If it a simple itch from dried skin in the ear canal, ask your audiologist about over the counter drops that will help sooth the itch. If the ear canal is infected with pain or you have drainage from the ear, seek a medical doctor for a prescription if necessary.
Above all else, keep your ears healthy. Nothing smaller than your elbow goes in your ears.
According to a study by John Hopkins University School of Medicine, 48 million, or 20.3% of all Americans, have hearing loss in at least one ear. With hearing loss being so common, many people are not even aware that their hearing is gradually declining. If you’re like them, you may be in a public space the first time you notice difficulty with your hearing.
Hearing in public spaces can be challenging due to background noise; including traffic, music, or the mingling of several competing conversations and voices. Background noise makes it difficult to understand someone because the noise is louder than the voices you want to hear, or it distracts your attention from what people are saying. Filtering out the background noise in public spaces is difficult because it requires precise hearing from both ears.
As we age, tiny hair cells in our inner ears that translate sound vibration to our brain begin to gradually lose effectiveness or die altogether. It then becomes more difficult to hear speech or recognize sounds as clearly. While we can’t repair these cells, we can limit exposure to loud noises to limit further hearing loss. If hearing loss is already impacting your life, talk with your doctor about a hearing aid that can manage the background noise and enhance speech or amplify sounds from the directions you need to hear. If your hearing loss becomes severe enough that a traditional hearing aid won't work, a cochlear implant may be recommended. This device bypasses these damaged cells and stimulate the auditory nerve directly.
Choose Strategies for Success
Communication strategies can be effective when used in conjunction with hearing aids, particularly in difficult listening environments. Choices can empower us to be more successful, despite the listening challenge with which we are presented:
Choose a Plan for Success: Pick a quieter location at a less busy time.

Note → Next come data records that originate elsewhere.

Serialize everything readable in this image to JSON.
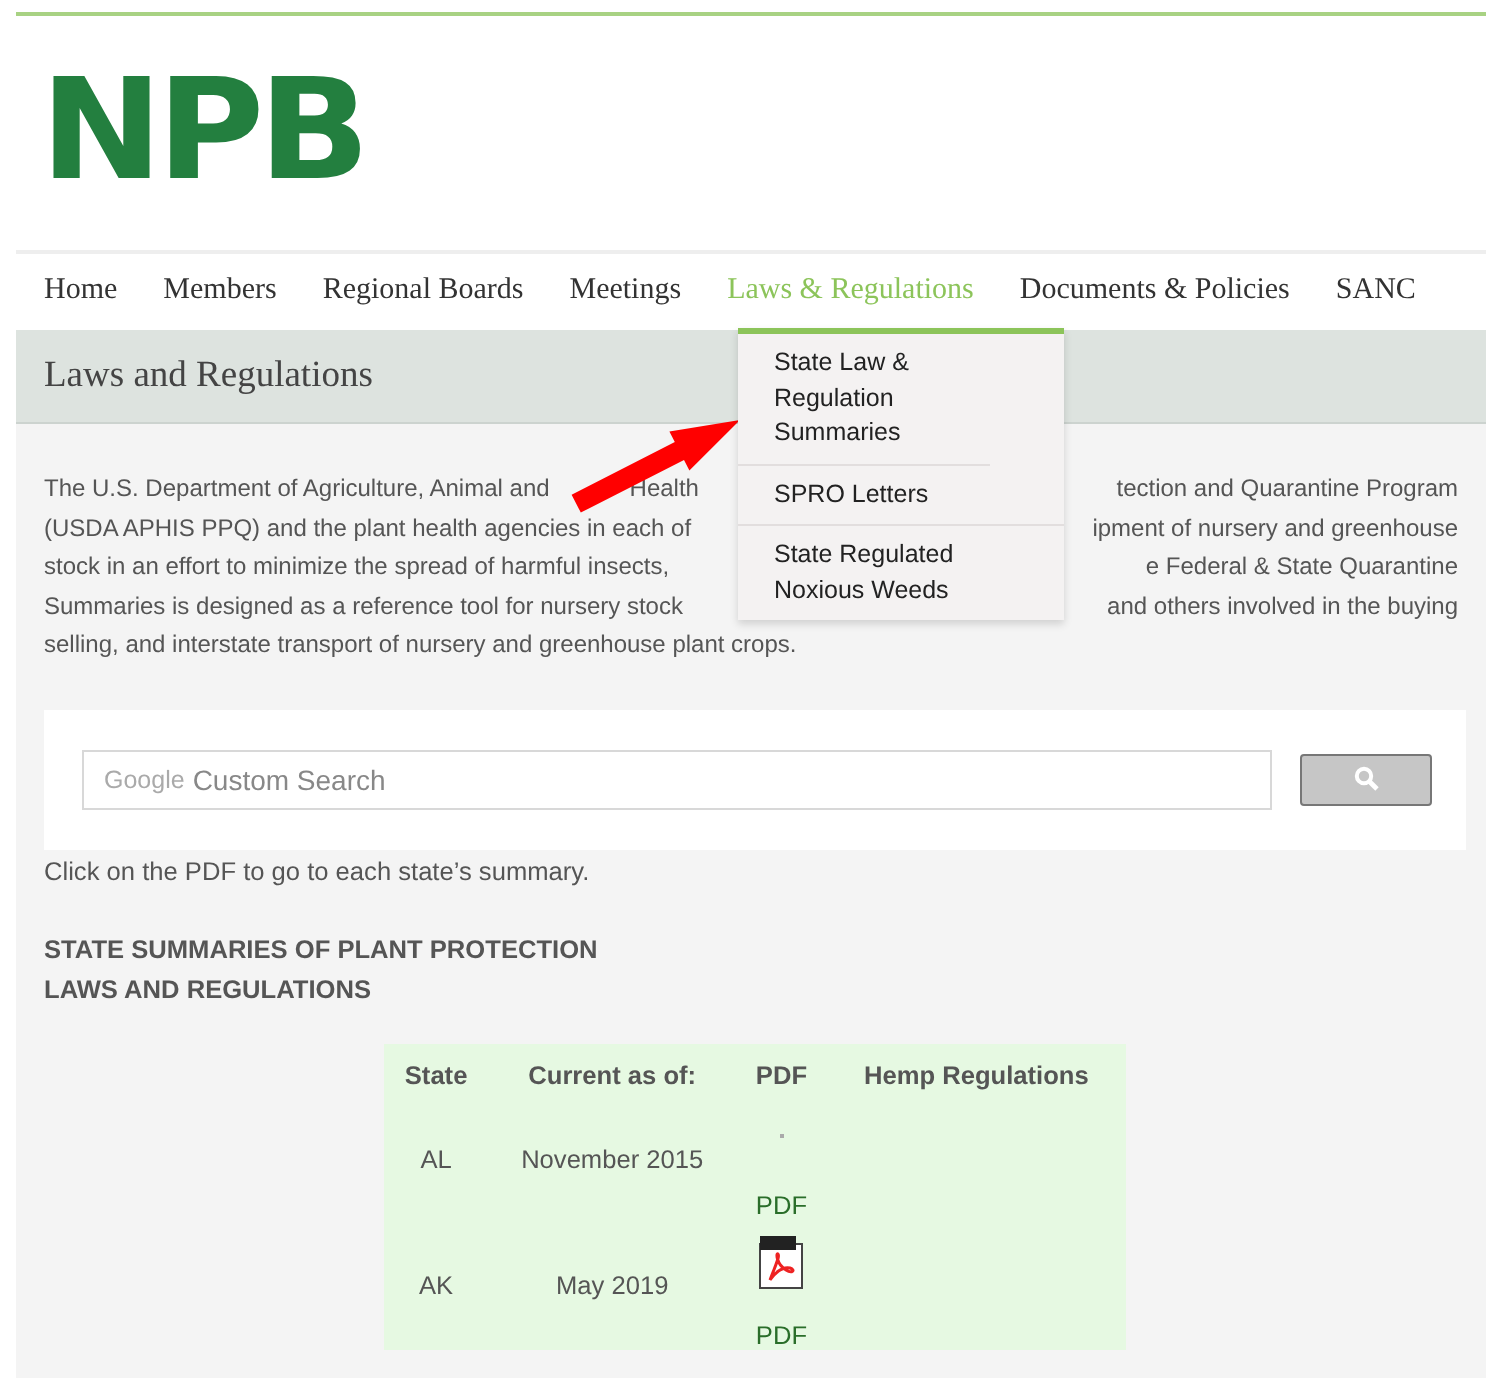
{
  "logo": {
    "text": "NPB"
  },
  "nav": [
    {
      "label": "Home",
      "selected": false
    },
    {
      "label": "Members",
      "selected": false
    },
    {
      "label": "Regional Boards",
      "selected": false
    },
    {
      "label": "Meetings",
      "selected": false
    },
    {
      "label": "Laws & Regulations",
      "selected": true
    },
    {
      "label": "Documents & Policies",
      "selected": false
    },
    {
      "label": "SANC",
      "selected": false
    }
  ],
  "dropdown": [
    "State Law & Regulation Summaries",
    "SPRO Letters",
    "State Regulated Noxious Weeds"
  ],
  "page_title": "Laws and Regulations",
  "intro_lines": [
    {
      "left": "The U.S. Department of Agriculture, Animal and",
      "middle": "Health",
      "right": "tection and Quarantine Program"
    },
    {
      "left": "(USDA APHIS PPQ) and the plant health agencies in each of",
      "right": "ipment of nursery and greenhouse"
    },
    {
      "left": "stock in an effort to minimize the spread of harmful insects,",
      "right": "e Federal & State Quarantine"
    },
    {
      "left": "Summaries is designed as a reference tool for nursery stock",
      "right": "and others involved in the buying"
    },
    {
      "left": "selling, and interstate transport of nursery and greenhouse plant crops."
    }
  ],
  "search": {
    "brand": "Google",
    "placeholder": "Custom Search"
  },
  "instruction": "Click on the PDF to go to each state’s summary.",
  "section_heading": "STATE SUMMARIES OF PLANT PROTECTION\nLAWS AND REGULATIONS",
  "table": {
    "columns": [
      "State",
      "Current as of:",
      "PDF",
      "Hemp Regulations"
    ],
    "rows": [
      {
        "state": "AL",
        "date": "November 2015",
        "pdf_icon": false,
        "pdf_link": "PDF"
      },
      {
        "state": "AK",
        "date": "May 2019",
        "pdf_icon": true,
        "pdf_link": "PDF"
      }
    ]
  }
}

Make reservations ahead of time to request quieter accommodations like a private room or corner table away from a kitchen or busy entrance. Look at the menu ahead of time online or call to ask about specials.

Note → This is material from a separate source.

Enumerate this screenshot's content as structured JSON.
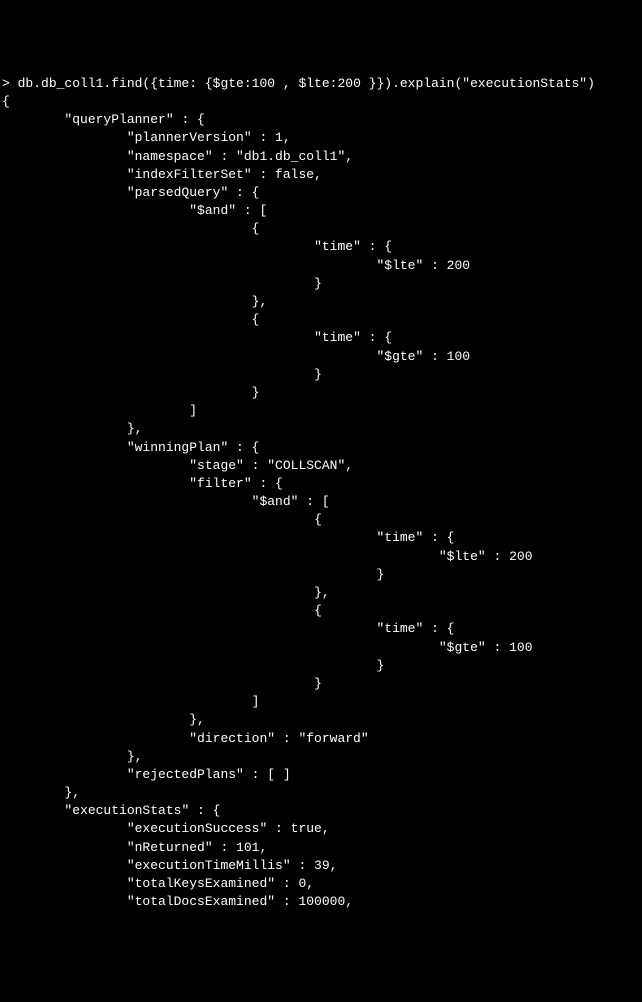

Choose a Successful Seat: Sit where there is a bright light source, so that the speakers’ faces are illuminated. Put those you want to her against a solid surface like a high back booth or wall. It is best to have the noise sources behind you.
Choose a Successful Ambiance: The decor of an establishment can greatly influence the acoustics and sound transmission in an environment. For example, locations with carpet, plants, and sound absorbent materials on the walls can provide a better place to hear. Avoid dimly list places, or being seated in the middle of a restaurant where the sound is most likely to echo or be reverberate.

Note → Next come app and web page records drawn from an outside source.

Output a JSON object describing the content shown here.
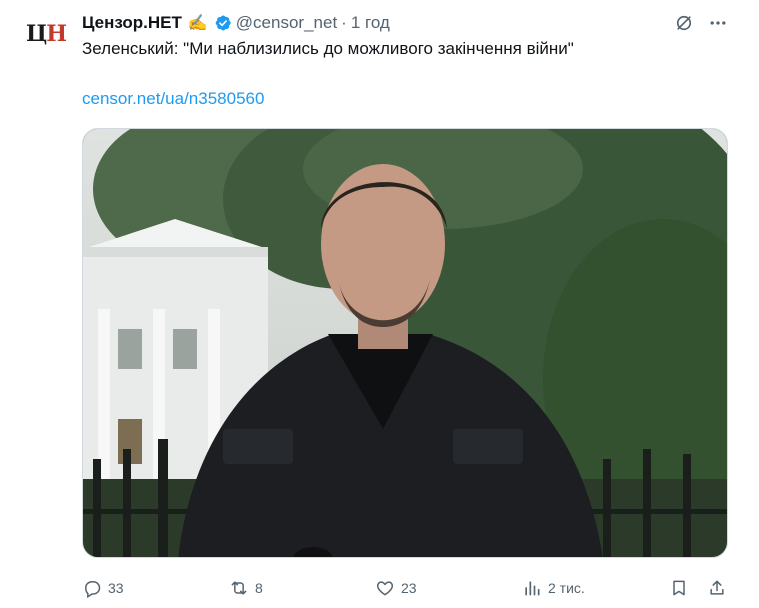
{
  "tweet": {
    "avatar_text_1": "Ц",
    "avatar_text_2": "Н",
    "author_name": "Цензор.НЕТ",
    "author_emoji": "✍️",
    "handle": "@censor_net",
    "separator": "·",
    "time": "1 год",
    "text": "Зеленський: \"Ми наблизились до можливого закінчення війни\"",
    "link": "censor.net/ua/n3580560"
  },
  "actions": {
    "replies": "33",
    "reposts": "8",
    "likes": "23",
    "views": "2 тис."
  },
  "colors": {
    "accent": "#1d9bf0",
    "muted": "#536471",
    "verified": "#1d9bf0"
  },
  "icons": [
    "grok-icon",
    "more-icon",
    "verified-icon",
    "reply-icon",
    "repost-icon",
    "like-icon",
    "views-icon",
    "bookmark-icon",
    "share-icon"
  ]
}
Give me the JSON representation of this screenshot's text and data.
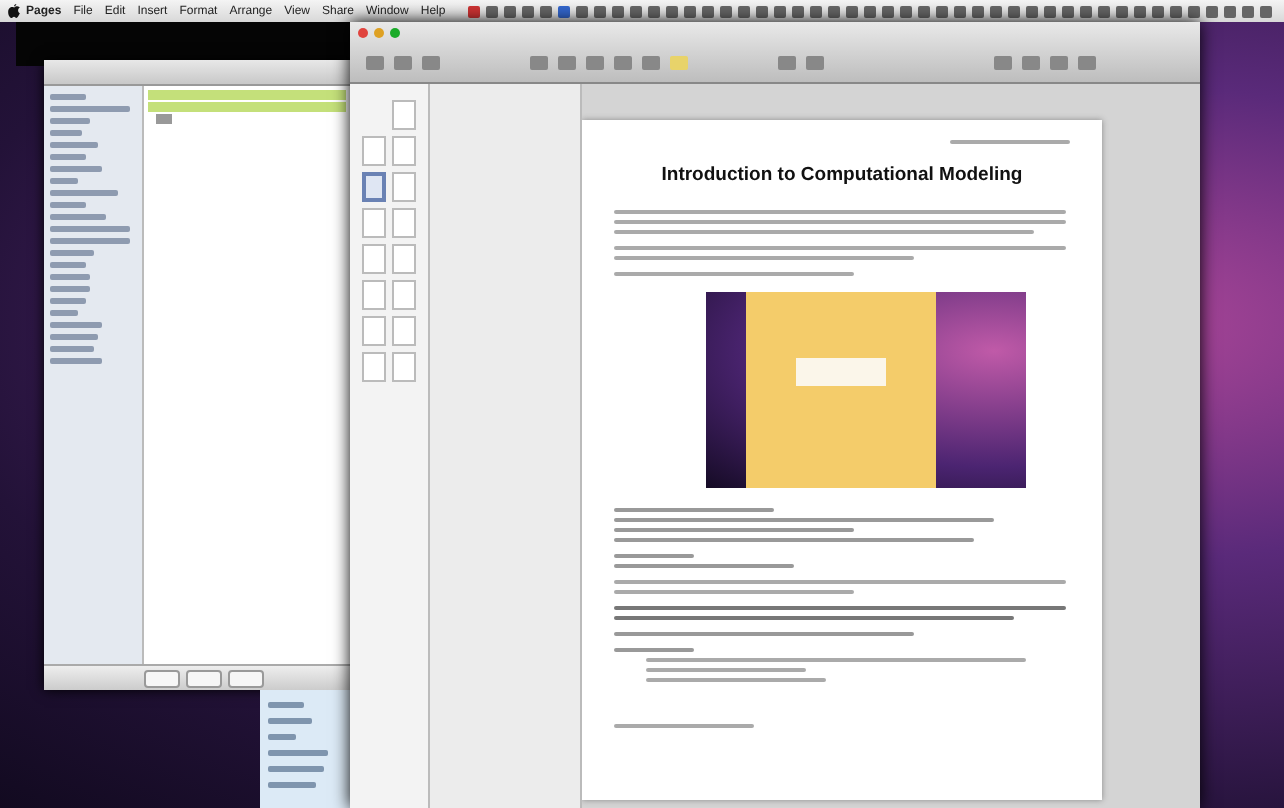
{
  "menu_bar": {
    "items": [
      "Pages",
      "File",
      "Edit",
      "Insert",
      "Format",
      "Arrange",
      "View",
      "Share",
      "Window",
      "Help"
    ]
  },
  "finder": {
    "files": [
      {
        "selected": true
      },
      {
        "selected": true
      },
      {
        "selected": false
      }
    ]
  },
  "pages": {
    "thumbnails": [
      {
        "selected": false
      },
      {
        "selected": false
      },
      {
        "selected": false
      },
      {
        "selected": true
      },
      {
        "selected": false
      },
      {
        "selected": false
      },
      {
        "selected": false
      },
      {
        "selected": false
      },
      {
        "selected": false
      },
      {
        "selected": false
      },
      {
        "selected": false
      },
      {
        "selected": false
      },
      {
        "selected": false
      },
      {
        "selected": false
      },
      {
        "selected": false
      }
    ],
    "document": {
      "title": "Introduction to Computational Modeling"
    }
  }
}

Choose to Advocate for Yourself: Tell the people accompanying you and the staff serving you that you are hard of hearing. Ask that they speak slower, a bit louder, and face you directly when they talk. Ask staff to turn down loud music, or close blinds if the sun is in your eyes. Don’t feel like you have to pretend to hear better to have a good time - any conversation with you is worth having!
Choose Successful Expectations: Hearing in public space will not be as easy as hearing at home. People with good hearing have difficulty hearing in noisy places as well. Do all you can to have a successful listening experience.